Posted by Metal Insider on Fri, Jun 24, 2011 at 2:16 pm
Headbanger’s Brawl is a weekly column where Metal Insider’sBram and Zach take a moment to debate and analyze two opposing sides of a topical issue occurring in the world of metal and/or the music industry.
Guitarist Billy Howerdel had gotten our hopes up that A Perfect Circle could release new material in the near future. However, Howerdel revealed recently that though the recently reunited supergroup will be debuting a new song this Summer on the road, a new full length record is less likely to happen. When explaining why to The Pulse Of Radio, Howerdel said the following:
“I still like records. I have great memories of having anticipation of hearing a whole album and ingesting it slowly and drinking it all in. To me, I have desires of making a record, but it just doesn’t seem like people are interested. It just seems that everyone likes to digest things much quicker and have less patience.”
Howerdel’s reasoning got us thinking, so with this week’s Headbangers’ Brawl, Bram and Zach discuss whether the average music consumer still cares about the full length album and whether it’ll soon become a dying medium.
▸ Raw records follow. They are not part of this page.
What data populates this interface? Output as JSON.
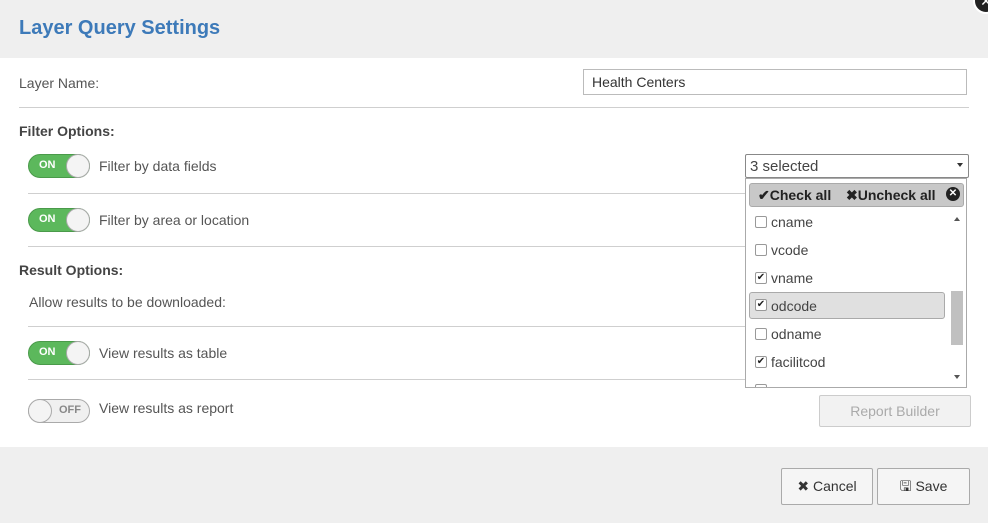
{
  "dialog": {
    "title": "Layer Query Settings"
  },
  "layer_name": {
    "label": "Layer Name:",
    "value": "Health Centers"
  },
  "filter_options": {
    "heading": "Filter Options:",
    "data_fields": {
      "label": "Filter by data fields",
      "toggle": "ON"
    },
    "area": {
      "label": "Filter by area or location",
      "toggle": "ON"
    }
  },
  "multiselect": {
    "selected_text": "3 selected",
    "check_all": "Check all",
    "uncheck_all": "Uncheck all",
    "options": [
      {
        "label": "cname",
        "checked": false
      },
      {
        "label": "vcode",
        "checked": false
      },
      {
        "label": "vname",
        "checked": true
      },
      {
        "label": "odcode",
        "checked": true
      },
      {
        "label": "odname",
        "checked": false
      },
      {
        "label": "facilitcod",
        "checked": true
      }
    ]
  },
  "result_options": {
    "heading": "Result Options:",
    "download_label": "Allow results to be downloaded:",
    "table": {
      "label": "View results as table",
      "toggle": "ON"
    },
    "report": {
      "label": "View results as report",
      "toggle": "OFF"
    },
    "report_builder": "Report Builder"
  },
  "footer": {
    "cancel": "Cancel",
    "save": "Save"
  }
}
Zach: I still love albums. I still remember as a kid listening to Metallica’s Kill ‘Em All from start to finish constantly. A full album can separate good artists from crappy ones who lucked out with one single. That’s why it truly kills me to say that I agree with Howerdel. People’s interest in the full album is slowly dying. Need proof of this? Check out Metal By Numbers from the past few weeks. It’s considered an accomplishment nowadays when a band is able to sell half of what they sold two years ago, which would’ve been considered a flop not too long ago.
Maybe it isn’t fair to say that people don’t care about albums exactly. People, especially metal fans, will always look forward to hearing a full album at least once. However, I’d argue that people as consumers are losing interest in PAYING for full albums.
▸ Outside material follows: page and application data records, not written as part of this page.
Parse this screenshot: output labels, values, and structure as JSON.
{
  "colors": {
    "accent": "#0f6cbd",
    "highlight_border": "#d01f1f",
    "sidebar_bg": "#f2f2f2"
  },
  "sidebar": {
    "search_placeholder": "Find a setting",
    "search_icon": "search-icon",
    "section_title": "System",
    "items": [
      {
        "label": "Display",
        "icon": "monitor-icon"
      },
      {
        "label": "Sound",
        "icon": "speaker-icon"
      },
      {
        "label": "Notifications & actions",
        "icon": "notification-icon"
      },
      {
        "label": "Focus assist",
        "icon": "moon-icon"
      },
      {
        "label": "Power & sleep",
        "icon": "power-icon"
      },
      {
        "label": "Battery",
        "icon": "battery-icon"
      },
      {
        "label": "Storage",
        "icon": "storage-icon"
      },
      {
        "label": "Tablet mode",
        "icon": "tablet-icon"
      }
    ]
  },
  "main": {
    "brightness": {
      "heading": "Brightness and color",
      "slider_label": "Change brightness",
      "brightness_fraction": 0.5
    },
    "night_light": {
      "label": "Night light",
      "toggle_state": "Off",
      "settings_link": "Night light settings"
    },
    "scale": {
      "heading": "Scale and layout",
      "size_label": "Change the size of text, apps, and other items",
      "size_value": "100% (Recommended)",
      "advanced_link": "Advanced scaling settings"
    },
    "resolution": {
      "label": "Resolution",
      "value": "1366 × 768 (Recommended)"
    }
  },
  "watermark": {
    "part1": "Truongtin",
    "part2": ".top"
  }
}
Bram: I think that iTunes really opened up the singles-based way of commerce. Of course the actual single has been around forever, but once individual tracks were made available for purchase, it changed everything. Suddenly people could pick and choose what songs they wanted instead of being stuck with a whole album. It’s an ADD world we live in where media is consumed faster than ever. Growing up, other than an album, you’d see a band’s videos on MTV (maybe), and the only other glimpse you’d get would be in magazines and in concert. Now you can (illegally) download a band’s entire catalogue or (legally) listen to whatever you want on YouTube.
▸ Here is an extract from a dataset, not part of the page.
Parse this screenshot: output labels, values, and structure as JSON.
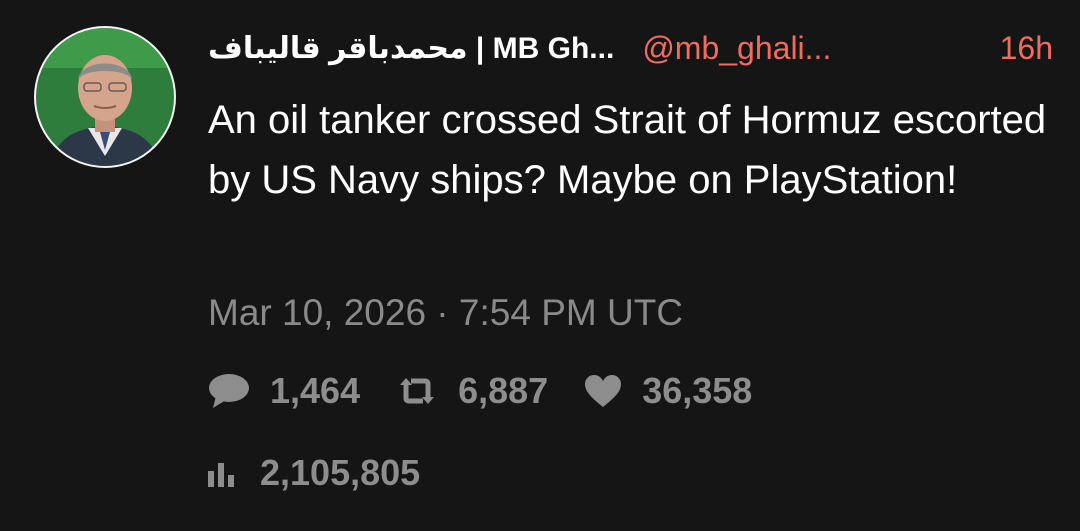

I think Billy’s talking more about the general public than he is about metal fans. We’re purists. We want a full album, and for the most part, we want a physical version of it. It comes down to quality control though. Like that other band that APC’s singer is in, for example. They put out one album every five years, if that. If a band would work on their songs and create what they feel is a perfect album, I’m fine with it. More and more, a lot of albums have a few good songs , but more filler. If bands took the best five songs and left it at that, then that’s fine in my book.